"Prime Time" for What?

by Josephine Kim | 2/13/19 2:10am

You should really finish up that problem set, but you should also show up to that social event you planned. You should turn in that internship and job application ASAP, but you should also be sleeping more to manage your health. The pressure creeping over your shoulder. To work? Or to play? Are your 20s and 30s your “prime years?” Work now, play later? Work hard, play harder? 

With the combination of internal and external expectations weighing on you and the dizzying whirl of “shoulds,” you may not even find the head space to ask yourself these questions. You just go. If you live to see another day, you continue to move along. For some, anxiety and “hard work” comes and goes like a cloud above your head; for others, they form more of a perpetual haze. How can we begin to make sense of our “prime time” years? I decided to ask a few individuals for their insights. 
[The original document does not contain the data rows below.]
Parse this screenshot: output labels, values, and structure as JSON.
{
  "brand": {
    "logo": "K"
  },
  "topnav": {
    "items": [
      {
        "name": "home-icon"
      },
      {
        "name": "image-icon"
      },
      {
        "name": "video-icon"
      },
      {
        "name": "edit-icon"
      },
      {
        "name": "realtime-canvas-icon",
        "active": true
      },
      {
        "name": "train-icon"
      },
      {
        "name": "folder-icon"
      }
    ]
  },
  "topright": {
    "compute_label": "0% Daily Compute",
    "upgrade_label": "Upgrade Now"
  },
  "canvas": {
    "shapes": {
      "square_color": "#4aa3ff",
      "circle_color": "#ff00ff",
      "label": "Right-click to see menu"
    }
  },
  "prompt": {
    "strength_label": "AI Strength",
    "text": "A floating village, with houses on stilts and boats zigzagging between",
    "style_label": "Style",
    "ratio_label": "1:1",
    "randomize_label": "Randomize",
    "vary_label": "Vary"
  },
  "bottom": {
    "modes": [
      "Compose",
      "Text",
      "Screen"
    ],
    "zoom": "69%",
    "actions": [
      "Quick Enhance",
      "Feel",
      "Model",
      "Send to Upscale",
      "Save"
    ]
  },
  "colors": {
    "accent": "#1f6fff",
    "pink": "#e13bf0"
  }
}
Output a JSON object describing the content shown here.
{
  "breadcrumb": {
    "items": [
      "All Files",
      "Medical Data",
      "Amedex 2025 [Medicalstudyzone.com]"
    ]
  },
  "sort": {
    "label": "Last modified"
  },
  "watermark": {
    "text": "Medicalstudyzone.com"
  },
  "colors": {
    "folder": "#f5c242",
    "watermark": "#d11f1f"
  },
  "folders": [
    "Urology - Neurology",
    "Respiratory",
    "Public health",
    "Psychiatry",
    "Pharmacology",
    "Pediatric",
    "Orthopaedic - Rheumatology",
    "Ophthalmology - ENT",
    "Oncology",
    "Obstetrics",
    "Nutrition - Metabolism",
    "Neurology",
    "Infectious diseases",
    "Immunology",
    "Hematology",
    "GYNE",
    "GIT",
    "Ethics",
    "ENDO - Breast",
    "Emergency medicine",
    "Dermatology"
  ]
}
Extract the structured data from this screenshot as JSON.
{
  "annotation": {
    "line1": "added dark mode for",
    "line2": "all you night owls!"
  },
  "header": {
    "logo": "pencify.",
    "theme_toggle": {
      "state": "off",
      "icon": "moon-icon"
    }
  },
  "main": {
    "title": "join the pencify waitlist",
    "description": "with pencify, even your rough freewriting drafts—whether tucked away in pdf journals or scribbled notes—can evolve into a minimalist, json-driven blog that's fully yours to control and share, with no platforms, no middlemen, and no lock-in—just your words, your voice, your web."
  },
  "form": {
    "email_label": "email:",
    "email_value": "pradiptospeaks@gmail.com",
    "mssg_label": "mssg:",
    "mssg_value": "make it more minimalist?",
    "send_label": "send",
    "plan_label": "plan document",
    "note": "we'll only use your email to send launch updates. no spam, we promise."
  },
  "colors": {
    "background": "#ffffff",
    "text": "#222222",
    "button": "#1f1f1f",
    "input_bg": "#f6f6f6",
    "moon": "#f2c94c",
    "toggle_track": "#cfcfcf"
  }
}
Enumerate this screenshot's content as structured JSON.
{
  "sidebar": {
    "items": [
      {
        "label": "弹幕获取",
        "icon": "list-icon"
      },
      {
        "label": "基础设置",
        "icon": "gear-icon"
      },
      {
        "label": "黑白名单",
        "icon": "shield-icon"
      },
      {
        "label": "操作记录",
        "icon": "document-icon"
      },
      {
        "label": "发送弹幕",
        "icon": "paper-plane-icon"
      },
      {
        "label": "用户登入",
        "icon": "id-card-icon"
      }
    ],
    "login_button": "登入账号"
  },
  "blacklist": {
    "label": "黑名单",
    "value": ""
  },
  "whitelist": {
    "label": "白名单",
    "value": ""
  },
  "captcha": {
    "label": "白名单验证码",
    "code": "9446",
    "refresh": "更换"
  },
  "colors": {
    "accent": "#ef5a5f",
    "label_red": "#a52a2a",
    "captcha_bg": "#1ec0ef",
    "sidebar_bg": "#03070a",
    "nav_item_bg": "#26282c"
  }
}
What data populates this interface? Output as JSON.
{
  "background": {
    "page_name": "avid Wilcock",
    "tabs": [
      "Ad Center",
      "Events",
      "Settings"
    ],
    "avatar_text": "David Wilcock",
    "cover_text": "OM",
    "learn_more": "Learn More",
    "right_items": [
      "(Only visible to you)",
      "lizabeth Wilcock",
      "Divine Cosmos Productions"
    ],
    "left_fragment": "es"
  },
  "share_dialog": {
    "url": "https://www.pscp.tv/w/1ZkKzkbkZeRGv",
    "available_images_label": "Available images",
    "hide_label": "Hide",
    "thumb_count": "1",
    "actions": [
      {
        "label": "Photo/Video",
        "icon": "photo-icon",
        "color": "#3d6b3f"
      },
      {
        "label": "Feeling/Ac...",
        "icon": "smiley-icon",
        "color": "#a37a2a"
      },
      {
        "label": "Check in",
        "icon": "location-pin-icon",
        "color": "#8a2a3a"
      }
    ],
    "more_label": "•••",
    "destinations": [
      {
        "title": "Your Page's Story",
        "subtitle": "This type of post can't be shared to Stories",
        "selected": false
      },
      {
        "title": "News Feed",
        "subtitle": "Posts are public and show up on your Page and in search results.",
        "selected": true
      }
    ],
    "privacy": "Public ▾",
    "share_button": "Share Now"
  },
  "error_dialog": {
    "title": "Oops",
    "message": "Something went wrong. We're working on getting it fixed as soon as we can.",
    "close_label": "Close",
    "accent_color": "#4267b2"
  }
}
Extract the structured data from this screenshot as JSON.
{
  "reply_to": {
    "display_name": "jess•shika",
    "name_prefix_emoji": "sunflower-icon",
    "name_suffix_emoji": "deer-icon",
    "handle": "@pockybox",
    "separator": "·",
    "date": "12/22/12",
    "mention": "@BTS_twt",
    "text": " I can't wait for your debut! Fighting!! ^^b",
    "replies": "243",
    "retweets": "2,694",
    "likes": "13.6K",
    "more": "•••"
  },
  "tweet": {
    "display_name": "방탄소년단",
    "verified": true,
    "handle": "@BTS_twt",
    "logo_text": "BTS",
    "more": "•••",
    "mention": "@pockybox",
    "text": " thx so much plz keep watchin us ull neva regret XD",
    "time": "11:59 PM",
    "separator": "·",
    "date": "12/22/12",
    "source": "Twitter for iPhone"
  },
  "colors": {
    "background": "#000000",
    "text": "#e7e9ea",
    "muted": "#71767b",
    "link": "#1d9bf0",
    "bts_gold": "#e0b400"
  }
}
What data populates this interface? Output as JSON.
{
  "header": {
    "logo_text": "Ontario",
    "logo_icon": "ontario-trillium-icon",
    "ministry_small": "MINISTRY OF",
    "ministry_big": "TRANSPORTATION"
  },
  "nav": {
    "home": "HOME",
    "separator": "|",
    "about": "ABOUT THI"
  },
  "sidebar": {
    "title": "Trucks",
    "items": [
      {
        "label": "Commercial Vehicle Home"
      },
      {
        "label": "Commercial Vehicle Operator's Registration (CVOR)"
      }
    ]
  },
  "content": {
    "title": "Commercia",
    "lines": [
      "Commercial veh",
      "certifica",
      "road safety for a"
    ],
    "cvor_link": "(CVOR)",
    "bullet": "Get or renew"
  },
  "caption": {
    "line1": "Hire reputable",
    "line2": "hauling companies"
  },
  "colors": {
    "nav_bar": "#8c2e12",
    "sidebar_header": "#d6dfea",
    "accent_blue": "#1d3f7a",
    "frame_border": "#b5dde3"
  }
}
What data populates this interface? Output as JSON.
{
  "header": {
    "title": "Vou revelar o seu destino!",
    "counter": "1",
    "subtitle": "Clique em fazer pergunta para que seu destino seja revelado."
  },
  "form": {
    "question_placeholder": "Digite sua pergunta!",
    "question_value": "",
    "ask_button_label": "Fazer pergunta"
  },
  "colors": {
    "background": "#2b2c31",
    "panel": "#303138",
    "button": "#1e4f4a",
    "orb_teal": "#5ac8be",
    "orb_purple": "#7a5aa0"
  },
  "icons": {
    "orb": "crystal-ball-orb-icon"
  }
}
Madison Sabol ’18 is currently working in the Sustainability Office at Dartmouth. She collaborates with students on projects to help make our campus a greener space. As a student, she created the “Green2Go” reusable takeaway container program that we now use at Class of 1953 Commons and The Courtyard Café. While she enjoys her job and the benefits that come with working in a college setting, Sabol shared that she had to intentionally consider her other passions, like farming and education, alongside her desire to support herself financially at this point in time. 

“Being a farmer, in general, and in the United States, is really difficult financially and can be very burdensome,” she said. “And so, when I think about pursuing that career path, that seems even more risky to me, because there’s not a huge security net there.” 

She explained that there are many professions that she could have chosen to draw in more income. However, after many conversations with all kinds of people, from mentors to Vermont wine and cider makers, she reflected on her Dartmouth education and how it has allowed her to think about the future, especially in contrast to people of her parents’ generation. 

“It’s such a luxury to be able to choose what you want to do ... I think in the broad scheme of things, that education will allow you to choose your path ... I’m making enough to support myself this year, but I’m able to make that decision based off the fact that I love what I’m doing. I was able to choose this job,” Sabol said. 

Interestingly, Sabol also has observed the differing experiences some of her peers have had shortly after graduation. “Yeah, a lot of my friends who are doing work right now, they’re not passionate about, they don’t like it, or they feel like they’re compromising on their values or something to do their work,” she said. “But, they view it as a means to doing what they really love to do. And I think there’s different responses to that.” 

Economics professor Marjorie Rose pointed to a related idea. “Your generation, by the time you hit 30, will have changed jobs more than probably previous generations,” she said. “I have a number of students jumping from finance to consulting to nonprofits, just trying a number of different things before they’re 30.” 

Now, it seems people are interested in gaining as much experience as possible in different fields, in addition to pursuing more flexible working hours, having more time off and achieving a balance between personal and work life. Of course, career changes are not always by choice. Yet this trend is revealing of the evolution of what a “job” means. In Rose’s generation, a “job” meant a long-term 30-, 40- or 45-year career at one company. Perhaps that security is the natural sacrifice for shuffling in as many experiences and career path explorations as possible. 

Rose said that she had a conversation about work-personal lifestyle balance with her college graduate daughter, who has been working in New Zealand for the past four years. 

“Even though their per capita income is lower, by actually quite a bit, compared to the U.S., their perceived quality of life is higher because they’ve got that balance,” she said. Perhaps, our generation is experiencing a natural, reactionary push-back to the idea of working crazy hours for better pay. We feel this battle between “work” and “play” may point to something more significant. 

“Quite frankly, you are not defined by your job,” Rose said. But many of us may have been implicitly taught our lives as a series of achievements, she observed. What is the alternative to living our lives as a series of achievements then? 

In her book “The Power of Meaning: Crafting a Life that Matters,” Emily Esfahani Smith ’09 wrote that you must create a narrative from the events of your life. In 2017, she gave a TED talk reinforcing this concept and provided this example: many of us find purpose in our work because that is how we typically contribute and feel needed in society. However, there is a flip side to staking all your meaning into your work, as disengagement at work or unemployment very well may happen. It is important, then, to find a balance between the two to truly achieve a meaningful life. 

If your life is not just a list of events, then perhaps your life’s “prime time” is not just a war zone between working and playing, and which wins out. Maybe your 20s and 30s are the actually the “prime time” to do something else. Like Sabol, maybe it is about identifying your luxuries and treasuries, in order to make the spaces around you better while doing what you love. But the process of crafting any story alternative to the mainstream one will take time. Smith makes an effort to point out that this is not an easy task. But, at the end of day, I personally take Sabol’s words to heart: 

“Continue to seek out community and be with one another and rely on one another,” she said. “Don’t be afraid of asking for help because thinking about the future in isolation is terrifying, but thinking about the future [with others] makes it a lot less daunting.”